Listed entries>

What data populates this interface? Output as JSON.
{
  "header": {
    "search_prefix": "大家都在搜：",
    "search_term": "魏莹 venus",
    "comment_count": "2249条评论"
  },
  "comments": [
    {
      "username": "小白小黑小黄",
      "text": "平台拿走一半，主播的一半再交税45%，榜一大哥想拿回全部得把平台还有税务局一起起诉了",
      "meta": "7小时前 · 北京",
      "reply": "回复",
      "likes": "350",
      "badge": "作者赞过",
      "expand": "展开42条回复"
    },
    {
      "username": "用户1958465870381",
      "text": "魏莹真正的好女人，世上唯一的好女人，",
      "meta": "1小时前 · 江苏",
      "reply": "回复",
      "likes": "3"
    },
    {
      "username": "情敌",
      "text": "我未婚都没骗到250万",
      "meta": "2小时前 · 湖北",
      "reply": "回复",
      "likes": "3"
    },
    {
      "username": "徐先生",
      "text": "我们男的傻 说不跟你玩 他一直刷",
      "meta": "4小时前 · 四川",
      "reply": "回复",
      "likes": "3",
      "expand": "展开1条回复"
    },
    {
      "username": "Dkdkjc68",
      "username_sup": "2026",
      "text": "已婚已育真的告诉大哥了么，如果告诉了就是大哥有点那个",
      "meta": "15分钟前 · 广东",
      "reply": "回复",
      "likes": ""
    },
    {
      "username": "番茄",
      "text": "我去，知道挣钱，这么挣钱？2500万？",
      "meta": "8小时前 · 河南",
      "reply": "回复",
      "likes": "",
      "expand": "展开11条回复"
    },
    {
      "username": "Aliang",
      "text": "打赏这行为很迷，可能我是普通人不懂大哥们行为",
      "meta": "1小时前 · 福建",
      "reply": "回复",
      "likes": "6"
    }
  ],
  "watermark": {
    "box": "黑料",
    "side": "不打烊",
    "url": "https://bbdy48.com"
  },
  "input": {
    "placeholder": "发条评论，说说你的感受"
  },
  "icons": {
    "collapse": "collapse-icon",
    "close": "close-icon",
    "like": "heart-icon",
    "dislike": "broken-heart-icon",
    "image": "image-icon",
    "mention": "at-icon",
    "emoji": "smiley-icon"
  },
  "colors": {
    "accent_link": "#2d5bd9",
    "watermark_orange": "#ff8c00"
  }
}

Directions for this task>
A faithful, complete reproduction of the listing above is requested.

Solution>
What data populates this interface? Output as JSON.
{
  "header": {
    "search_prefix": "大家都在搜：",
    "search_term": "魏莹 venus",
    "comment_count": "2249条评论"
  },
  "comments": [
    {
      "username": "小白小黑小黄",
      "text": "平台拿走一半，主播的一半再交税45%，榜一大哥想拿回全部得把平台还有税务局一起起诉了",
      "meta": "7小时前 · 北京",
      "reply": "回复",
      "likes": "350",
      "badge": "作者赞过",
      "expand": "展开42条回复"
    },
    {
      "username": "用户1958465870381",
      "text": "魏莹真正的好女人，世上唯一的好女人，",
      "meta": "1小时前 · 江苏",
      "reply": "回复",
      "likes": "3"
    },
    {
      "username": "情敌",
      "text": "我未婚都没骗到250万",
      "meta": "2小时前 · 湖北",
      "reply": "回复",
      "likes": "3"
    },
    {
      "username": "徐先生",
      "text": "我们男的傻 说不跟你玩 他一直刷",
      "meta": "4小时前 · 四川",
      "reply": "回复",
      "likes": "3",
      "expand": "展开1条回复"
    },
    {
      "username": "Dkdkjc68",
      "username_sup": "2026",
      "text": "已婚已育真的告诉大哥了么，如果告诉了就是大哥有点那个",
      "meta": "15分钟前 · 广东",
      "reply": "回复",
      "likes": ""
    },
    {
      "username": "番茄",
      "text": "我去，知道挣钱，这么挣钱？2500万？",
      "meta": "8小时前 · 河南",
      "reply": "回复",
      "likes": "",
      "expand": "展开11条回复"
    },
    {
      "username": "Aliang",
      "text": "打赏这行为很迷，可能我是普通人不懂大哥们行为",
      "meta": "1小时前 · 福建",
      "reply": "回复",
      "likes": "6"
    }
  ],
  "watermark": {
    "box": "黑料",
    "side": "不打烊",
    "url": "https://bbdy48.com"
  },
  "input": {
    "placeholder": "发条评论，说说你的感受"
  },
  "icons": {
    "collapse": "collapse-icon",
    "close": "close-icon",
    "like": "heart-icon",
    "dislike": "broken-heart-icon",
    "image": "image-icon",
    "mention": "at-icon",
    "emoji": "smiley-icon"
  },
  "colors": {
    "accent_link": "#2d5bd9",
    "watermark_orange": "#ff8c00"
  }
}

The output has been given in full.